What you will do
Please go line by line through the material and copy each one containing the word "displayed".

Provided material
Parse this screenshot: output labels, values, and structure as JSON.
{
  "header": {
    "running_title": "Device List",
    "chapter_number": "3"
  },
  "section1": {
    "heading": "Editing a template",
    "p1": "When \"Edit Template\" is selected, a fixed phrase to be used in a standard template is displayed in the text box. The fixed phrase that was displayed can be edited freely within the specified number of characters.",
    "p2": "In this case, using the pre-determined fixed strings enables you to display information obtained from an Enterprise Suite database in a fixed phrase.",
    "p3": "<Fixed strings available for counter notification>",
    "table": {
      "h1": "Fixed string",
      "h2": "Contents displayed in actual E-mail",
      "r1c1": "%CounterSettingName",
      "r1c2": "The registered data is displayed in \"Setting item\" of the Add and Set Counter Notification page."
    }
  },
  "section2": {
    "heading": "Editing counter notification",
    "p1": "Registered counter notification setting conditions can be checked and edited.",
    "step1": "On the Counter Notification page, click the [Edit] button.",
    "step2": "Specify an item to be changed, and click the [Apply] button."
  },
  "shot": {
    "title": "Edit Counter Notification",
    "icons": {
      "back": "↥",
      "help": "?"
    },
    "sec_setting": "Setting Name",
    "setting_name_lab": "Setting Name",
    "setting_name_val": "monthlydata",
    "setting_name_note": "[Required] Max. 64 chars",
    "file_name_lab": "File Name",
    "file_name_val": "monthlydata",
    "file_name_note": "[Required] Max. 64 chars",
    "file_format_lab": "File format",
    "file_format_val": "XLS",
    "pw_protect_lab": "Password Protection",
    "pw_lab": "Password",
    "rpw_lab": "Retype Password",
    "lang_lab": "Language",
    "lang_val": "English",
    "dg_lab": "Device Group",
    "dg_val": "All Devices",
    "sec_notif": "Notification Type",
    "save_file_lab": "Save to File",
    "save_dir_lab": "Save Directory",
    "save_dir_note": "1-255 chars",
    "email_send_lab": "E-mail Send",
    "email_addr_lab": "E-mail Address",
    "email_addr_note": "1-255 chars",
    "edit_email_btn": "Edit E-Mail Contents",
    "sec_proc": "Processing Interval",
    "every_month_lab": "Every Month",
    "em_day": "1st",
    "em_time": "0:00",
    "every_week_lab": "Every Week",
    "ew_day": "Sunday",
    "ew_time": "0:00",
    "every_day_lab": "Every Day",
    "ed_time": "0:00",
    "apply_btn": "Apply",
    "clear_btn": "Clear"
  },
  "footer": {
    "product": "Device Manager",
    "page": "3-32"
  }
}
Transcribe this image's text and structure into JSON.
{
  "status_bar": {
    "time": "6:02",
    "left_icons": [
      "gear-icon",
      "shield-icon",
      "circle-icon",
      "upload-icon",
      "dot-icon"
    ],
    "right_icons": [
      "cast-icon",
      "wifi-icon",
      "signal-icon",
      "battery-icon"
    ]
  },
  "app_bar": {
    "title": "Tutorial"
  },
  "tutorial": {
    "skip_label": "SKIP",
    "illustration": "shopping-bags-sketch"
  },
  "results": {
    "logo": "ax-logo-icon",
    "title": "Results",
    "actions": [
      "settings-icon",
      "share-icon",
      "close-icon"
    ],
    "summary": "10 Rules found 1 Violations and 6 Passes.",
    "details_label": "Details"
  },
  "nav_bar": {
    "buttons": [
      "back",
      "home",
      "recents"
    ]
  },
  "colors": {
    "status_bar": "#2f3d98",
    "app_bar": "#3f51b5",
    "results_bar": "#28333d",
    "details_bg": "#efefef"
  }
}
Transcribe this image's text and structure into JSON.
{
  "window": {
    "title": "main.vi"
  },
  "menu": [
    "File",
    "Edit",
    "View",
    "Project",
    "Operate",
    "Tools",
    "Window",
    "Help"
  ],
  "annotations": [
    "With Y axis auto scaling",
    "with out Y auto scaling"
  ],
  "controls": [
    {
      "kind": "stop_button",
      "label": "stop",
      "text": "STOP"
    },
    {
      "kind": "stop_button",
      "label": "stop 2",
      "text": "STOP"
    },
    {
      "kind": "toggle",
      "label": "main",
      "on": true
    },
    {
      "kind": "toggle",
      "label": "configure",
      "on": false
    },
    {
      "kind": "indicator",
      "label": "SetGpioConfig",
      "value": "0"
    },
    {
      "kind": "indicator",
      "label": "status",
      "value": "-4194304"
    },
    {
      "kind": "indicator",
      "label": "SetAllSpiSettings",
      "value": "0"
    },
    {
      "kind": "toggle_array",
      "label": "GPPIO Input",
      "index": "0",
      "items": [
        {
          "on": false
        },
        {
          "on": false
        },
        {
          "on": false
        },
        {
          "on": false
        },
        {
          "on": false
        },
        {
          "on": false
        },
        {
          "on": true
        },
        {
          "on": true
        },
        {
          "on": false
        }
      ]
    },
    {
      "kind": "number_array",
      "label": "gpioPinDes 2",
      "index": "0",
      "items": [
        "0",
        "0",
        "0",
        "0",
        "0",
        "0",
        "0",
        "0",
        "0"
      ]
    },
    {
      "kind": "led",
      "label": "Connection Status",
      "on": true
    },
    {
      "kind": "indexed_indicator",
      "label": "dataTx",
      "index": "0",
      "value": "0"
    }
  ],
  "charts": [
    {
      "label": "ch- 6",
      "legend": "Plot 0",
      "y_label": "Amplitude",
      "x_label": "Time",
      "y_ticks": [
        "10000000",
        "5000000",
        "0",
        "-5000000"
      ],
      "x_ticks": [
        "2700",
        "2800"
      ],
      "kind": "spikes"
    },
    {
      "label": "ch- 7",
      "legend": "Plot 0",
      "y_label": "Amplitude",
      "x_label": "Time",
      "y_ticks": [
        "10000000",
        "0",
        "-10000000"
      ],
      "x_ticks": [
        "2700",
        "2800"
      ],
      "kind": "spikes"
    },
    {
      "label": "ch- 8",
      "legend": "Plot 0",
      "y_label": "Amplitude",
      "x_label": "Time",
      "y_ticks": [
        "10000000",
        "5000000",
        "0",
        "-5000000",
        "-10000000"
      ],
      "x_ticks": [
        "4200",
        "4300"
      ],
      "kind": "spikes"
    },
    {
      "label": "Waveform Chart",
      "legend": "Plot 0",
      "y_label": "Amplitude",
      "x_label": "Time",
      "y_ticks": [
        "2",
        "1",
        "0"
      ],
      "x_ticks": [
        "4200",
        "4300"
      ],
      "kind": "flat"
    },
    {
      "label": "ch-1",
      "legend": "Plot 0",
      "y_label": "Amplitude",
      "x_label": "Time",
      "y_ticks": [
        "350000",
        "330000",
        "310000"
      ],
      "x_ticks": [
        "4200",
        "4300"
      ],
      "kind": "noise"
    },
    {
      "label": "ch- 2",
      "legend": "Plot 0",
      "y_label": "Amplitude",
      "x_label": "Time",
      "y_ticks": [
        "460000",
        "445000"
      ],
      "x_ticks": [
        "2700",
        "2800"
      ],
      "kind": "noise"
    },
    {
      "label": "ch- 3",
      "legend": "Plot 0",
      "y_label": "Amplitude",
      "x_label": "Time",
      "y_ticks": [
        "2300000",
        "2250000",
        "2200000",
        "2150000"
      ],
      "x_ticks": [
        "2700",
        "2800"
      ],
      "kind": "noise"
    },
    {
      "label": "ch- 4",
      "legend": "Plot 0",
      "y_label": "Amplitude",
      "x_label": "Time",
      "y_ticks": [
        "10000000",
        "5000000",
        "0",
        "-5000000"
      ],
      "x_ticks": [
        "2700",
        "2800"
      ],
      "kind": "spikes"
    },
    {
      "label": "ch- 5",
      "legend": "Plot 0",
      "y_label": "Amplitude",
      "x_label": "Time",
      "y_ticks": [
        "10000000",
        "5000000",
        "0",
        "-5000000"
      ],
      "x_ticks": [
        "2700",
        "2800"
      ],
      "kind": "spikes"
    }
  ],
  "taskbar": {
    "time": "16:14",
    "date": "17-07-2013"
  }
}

Expected output
    "p1": "When \"Edit Template\" is selected, a fixed phrase to be used in a standard template is displayed in the text box. The fixed phrase that was displayed can be edited freely within the specified number of characters.",
      "h2": "Contents displayed in actual E-mail",
      "r1c2": "The registered data is displayed in \"Setting item\" of the Add and Set Counter Notification page."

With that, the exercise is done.